Can you notice I’m falling less and less in love with snow and frost? It never used to bother me when I was young. Now I hate it with a ferocity usually reserved for dying on boss fights, or the prequels.
Monday Morning Commute. Every Monday I’m going to detail the various things I’m either currently or will be watching, reading, playing, and listening to in the next seven days. It’s Monday. You’ve got a long week of school, work, or compulsive masturbation to get through. Tell me the arts that you’re indulging in, to stave off suicide.
Reading / Gulliver’s Travels, Jonathan Swift
Every once in a while I try and stunt and pretend I don’t like the enormous workload of reading I have to pull for school. But if I’m being completely honest, I generally dig most of what I’m reading. (Ignoring completely like 75% of the shit I’m pulling for one particular class this semester.)

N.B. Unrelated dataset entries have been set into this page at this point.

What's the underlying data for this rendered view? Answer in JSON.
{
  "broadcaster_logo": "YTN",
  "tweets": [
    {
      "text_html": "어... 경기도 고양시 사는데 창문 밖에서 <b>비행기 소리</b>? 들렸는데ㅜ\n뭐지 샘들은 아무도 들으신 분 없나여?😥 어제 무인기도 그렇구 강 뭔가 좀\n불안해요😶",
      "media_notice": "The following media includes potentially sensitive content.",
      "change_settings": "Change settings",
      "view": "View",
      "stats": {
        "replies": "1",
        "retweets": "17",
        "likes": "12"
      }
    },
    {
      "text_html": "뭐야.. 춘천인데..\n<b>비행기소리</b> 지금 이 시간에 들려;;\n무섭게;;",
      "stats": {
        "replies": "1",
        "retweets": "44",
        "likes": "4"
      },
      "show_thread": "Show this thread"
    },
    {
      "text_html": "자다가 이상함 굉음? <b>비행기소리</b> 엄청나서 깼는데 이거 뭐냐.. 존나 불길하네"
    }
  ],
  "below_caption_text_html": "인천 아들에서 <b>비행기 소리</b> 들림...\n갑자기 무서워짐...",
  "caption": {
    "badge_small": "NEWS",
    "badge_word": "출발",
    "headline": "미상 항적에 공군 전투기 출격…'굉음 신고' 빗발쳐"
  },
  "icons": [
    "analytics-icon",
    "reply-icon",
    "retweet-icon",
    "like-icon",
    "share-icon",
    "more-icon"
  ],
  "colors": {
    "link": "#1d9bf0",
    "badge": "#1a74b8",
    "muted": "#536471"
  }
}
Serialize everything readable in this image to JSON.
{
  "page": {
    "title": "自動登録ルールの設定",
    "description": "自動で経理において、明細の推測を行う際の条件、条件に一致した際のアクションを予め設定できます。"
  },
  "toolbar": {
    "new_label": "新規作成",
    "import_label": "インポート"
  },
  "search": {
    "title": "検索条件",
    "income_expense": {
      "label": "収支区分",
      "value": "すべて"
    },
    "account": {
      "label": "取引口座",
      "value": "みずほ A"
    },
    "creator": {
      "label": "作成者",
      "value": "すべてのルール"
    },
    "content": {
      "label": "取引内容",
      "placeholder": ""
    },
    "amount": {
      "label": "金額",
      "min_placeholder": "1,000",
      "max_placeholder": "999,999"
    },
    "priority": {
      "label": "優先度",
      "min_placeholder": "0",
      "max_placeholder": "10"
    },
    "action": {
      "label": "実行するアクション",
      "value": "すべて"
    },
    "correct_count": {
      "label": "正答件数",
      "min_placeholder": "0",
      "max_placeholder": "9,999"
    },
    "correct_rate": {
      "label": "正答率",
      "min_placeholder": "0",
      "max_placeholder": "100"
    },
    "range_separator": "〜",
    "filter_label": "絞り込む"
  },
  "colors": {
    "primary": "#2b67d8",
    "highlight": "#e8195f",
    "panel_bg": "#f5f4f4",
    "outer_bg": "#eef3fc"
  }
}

And if there’s one dude I’ve always dug reading, it’s Jonathan Swift. Do yourself a favor and check out The Lady’s Dressing Room. The dude is a pretty ballin’ ass satirist and social commentator. And so when I found out that I had to read him, I was understandably excited. A little bit.
Despite the fact that I enjoyed his work, and I’ve always sadly associated Gulliver’s Travels with that NBC mini-series or some shit. I think it starred Ted Danson. So when I had to write it, I was like, fuck me, I can’t bare this.
Apparently it’s dope social commentary like the majority of his other work. You know, wrapped-up in a bunch of fairy tales and shit. Ignore the talking horses and take it as a critique on rationalism, government, and the such. One recurring thought while I work through my old-school British literature classes is how amazingly the same we have been for the last four hundred years. I don’t know if I find this comforting, or haunting.
Progression is an illusion! BRB, jerking off to Post-Modern theory. Just kidding.